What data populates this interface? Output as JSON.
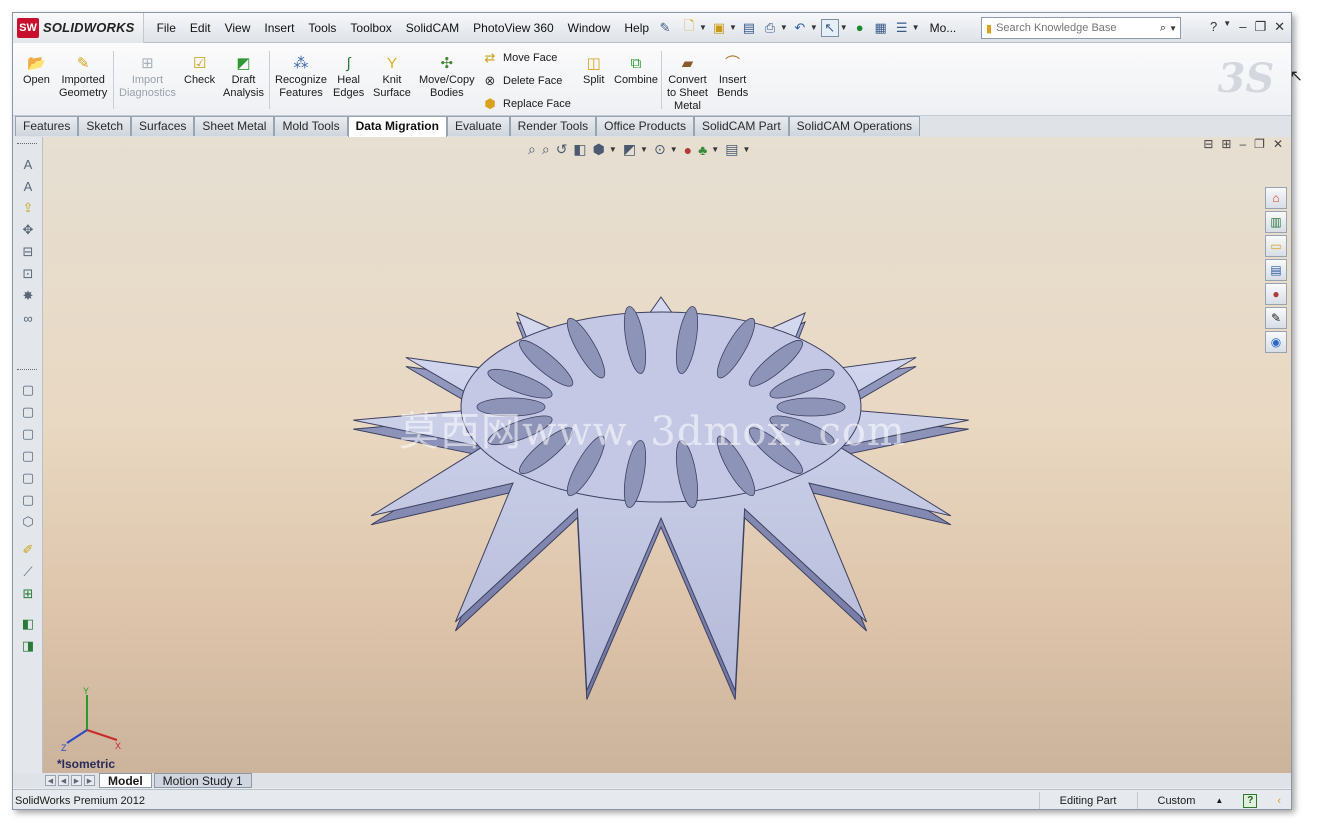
{
  "app": {
    "logo_text": "SOLIDWORKS",
    "menu": [
      "File",
      "Edit",
      "View",
      "Insert",
      "Tools",
      "Toolbox",
      "SolidCAM",
      "PhotoView 360",
      "Window",
      "Help"
    ],
    "overflow_label": "Mo...",
    "search": {
      "placeholder": "Search Knowledge Base"
    }
  },
  "ribbon": {
    "open": "Open",
    "imported_geometry": "Imported\nGeometry",
    "import_diagnostics": "Import\nDiagnostics",
    "check": "Check",
    "draft_analysis": "Draft\nAnalysis",
    "recognize_features": "Recognize\nFeatures",
    "heal_edges": "Heal\nEdges",
    "knit_surface": "Knit\nSurface",
    "move_copy_bodies": "Move/Copy\nBodies",
    "move_face": "Move Face",
    "delete_face": "Delete Face",
    "replace_face": "Replace Face",
    "split": "Split",
    "combine": "Combine",
    "convert_sheet_metal": "Convert\nto Sheet\nMetal",
    "insert_bends": "Insert\nBends"
  },
  "tabs": [
    "Features",
    "Sketch",
    "Surfaces",
    "Sheet Metal",
    "Mold Tools",
    "Data Migration",
    "Evaluate",
    "Render Tools",
    "Office Products",
    "SolidCAM Part",
    "SolidCAM Operations"
  ],
  "active_tab": "Data Migration",
  "viewport": {
    "view_label": "*Isometric",
    "watermark": "莫西网www. 3dmox. com"
  },
  "bottom_tabs": [
    "Model",
    "Motion Study 1"
  ],
  "status": {
    "product": "SolidWorks Premium 2012",
    "mode": "Editing Part",
    "units": "Custom",
    "help": "?"
  },
  "colors": {
    "accent": "#c8102e",
    "viewport_top": "#e6dfd2",
    "viewport_bottom": "#cbb39c",
    "part_fill": "#c9cde6"
  }
}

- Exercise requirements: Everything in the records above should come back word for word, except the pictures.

- Answer for the task:
What data populates this interface? Output as JSON.
{
  "app": {
    "logo_text": "SOLIDWORKS",
    "menu": [
      "File",
      "Edit",
      "View",
      "Insert",
      "Tools",
      "Toolbox",
      "SolidCAM",
      "PhotoView 360",
      "Window",
      "Help"
    ],
    "overflow_label": "Mo...",
    "search": {
      "placeholder": "Search Knowledge Base"
    }
  },
  "ribbon": {
    "open": "Open",
    "imported_geometry": "Imported\nGeometry",
    "import_diagnostics": "Import\nDiagnostics",
    "check": "Check",
    "draft_analysis": "Draft\nAnalysis",
    "recognize_features": "Recognize\nFeatures",
    "heal_edges": "Heal\nEdges",
    "knit_surface": "Knit\nSurface",
    "move_copy_bodies": "Move/Copy\nBodies",
    "move_face": "Move Face",
    "delete_face": "Delete Face",
    "replace_face": "Replace Face",
    "split": "Split",
    "combine": "Combine",
    "convert_sheet_metal": "Convert\nto Sheet\nMetal",
    "insert_bends": "Insert\nBends"
  },
  "tabs": [
    "Features",
    "Sketch",
    "Surfaces",
    "Sheet Metal",
    "Mold Tools",
    "Data Migration",
    "Evaluate",
    "Render Tools",
    "Office Products",
    "SolidCAM Part",
    "SolidCAM Operations"
  ],
  "active_tab": "Data Migration",
  "viewport": {
    "view_label": "*Isometric",
    "watermark": "莫西网www. 3dmox. com"
  },
  "bottom_tabs": [
    "Model",
    "Motion Study 1"
  ],
  "status": {
    "product": "SolidWorks Premium 2012",
    "mode": "Editing Part",
    "units": "Custom",
    "help": "?"
  },
  "colors": {
    "accent": "#c8102e",
    "viewport_top": "#e6dfd2",
    "viewport_bottom": "#cbb39c",
    "part_fill": "#c9cde6"
  }
}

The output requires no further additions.